For every line below, output the text exactly and leave out images.

+++ Exercise data +++

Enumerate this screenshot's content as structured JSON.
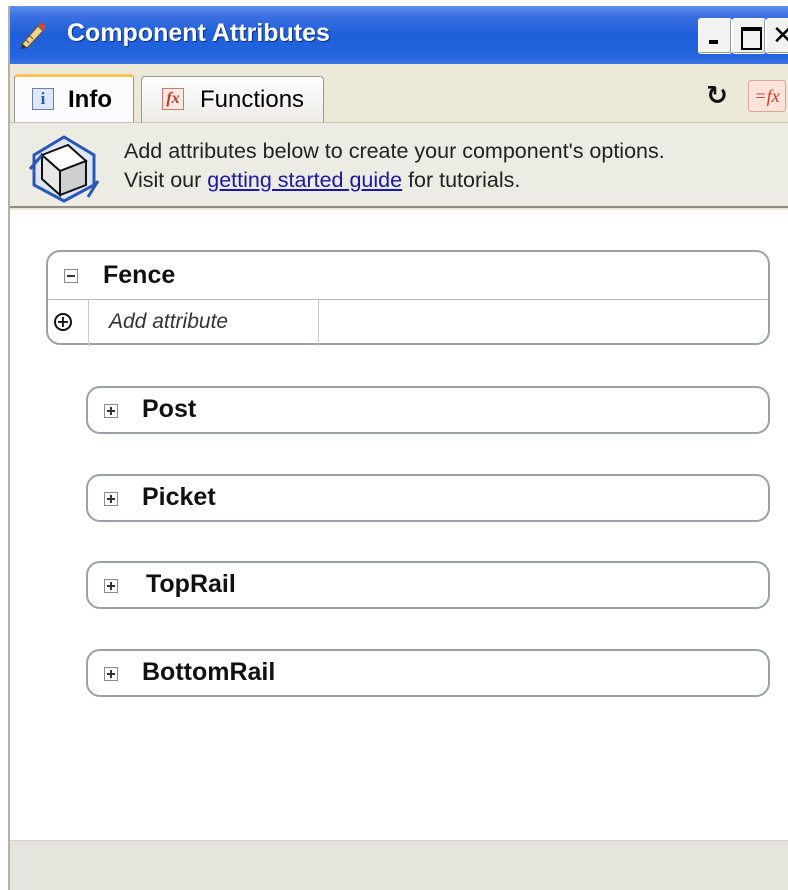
{
  "window": {
    "title": "Component Attributes",
    "title_icon": "pencil-ruler-icon",
    "controls": {
      "minimize": "minimize-icon",
      "maximize": "maximize-icon",
      "close": "✕"
    }
  },
  "tabs": [
    {
      "label": "Info",
      "icon": "info-icon",
      "icon_glyph": "i",
      "selected": true
    },
    {
      "label": "Functions",
      "icon": "fx-icon",
      "icon_glyph": "fx",
      "selected": false
    }
  ],
  "toolbar": {
    "refresh_icon": "refresh-icon",
    "refresh_glyph": "↻",
    "fx_icon": "formula-icon",
    "fx_glyph": "=fx"
  },
  "info": {
    "line1": "Add attributes below to create your component's options.",
    "line2_prefix": "Visit our ",
    "link_text": "getting started guide",
    "line2_suffix": " for tutorials."
  },
  "fence": {
    "name": "Fence",
    "expanded": true,
    "add_attribute_label": "Add attribute",
    "add_glyph": "+"
  },
  "subcomponents": [
    {
      "name": "Post",
      "expanded": false
    },
    {
      "name": "Picket",
      "expanded": false
    },
    {
      "name": "TopRail",
      "expanded": false
    },
    {
      "name": "BottomRail",
      "expanded": false
    }
  ],
  "colors": {
    "titlebar": "#2464de",
    "link": "#1a1aa6",
    "panel_border": "#9ca0a6",
    "window_bg": "#ece9d8"
  }
}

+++

Answer to this task:
Enumerate this screenshot's content as structured JSON.
{
  "window": {
    "title": "Component Attributes",
    "title_icon": "pencil-ruler-icon",
    "controls": {
      "minimize": "minimize-icon",
      "maximize": "maximize-icon",
      "close": "✕"
    }
  },
  "tabs": [
    {
      "label": "Info",
      "icon": "info-icon",
      "icon_glyph": "i",
      "selected": true
    },
    {
      "label": "Functions",
      "icon": "fx-icon",
      "icon_glyph": "fx",
      "selected": false
    }
  ],
  "toolbar": {
    "refresh_icon": "refresh-icon",
    "refresh_glyph": "↻",
    "fx_icon": "formula-icon",
    "fx_glyph": "=fx"
  },
  "info": {
    "line1": "Add attributes below to create your component's options.",
    "line2_prefix": "Visit our ",
    "link_text": "getting started guide",
    "line2_suffix": " for tutorials."
  },
  "fence": {
    "name": "Fence",
    "expanded": true,
    "add_attribute_label": "Add attribute",
    "add_glyph": "+"
  },
  "subcomponents": [
    {
      "name": "Post",
      "expanded": false
    },
    {
      "name": "Picket",
      "expanded": false
    },
    {
      "name": "TopRail",
      "expanded": false
    },
    {
      "name": "BottomRail",
      "expanded": false
    }
  ],
  "colors": {
    "titlebar": "#2464de",
    "link": "#1a1aa6",
    "panel_border": "#9ca0a6",
    "window_bg": "#ece9d8"
  }
}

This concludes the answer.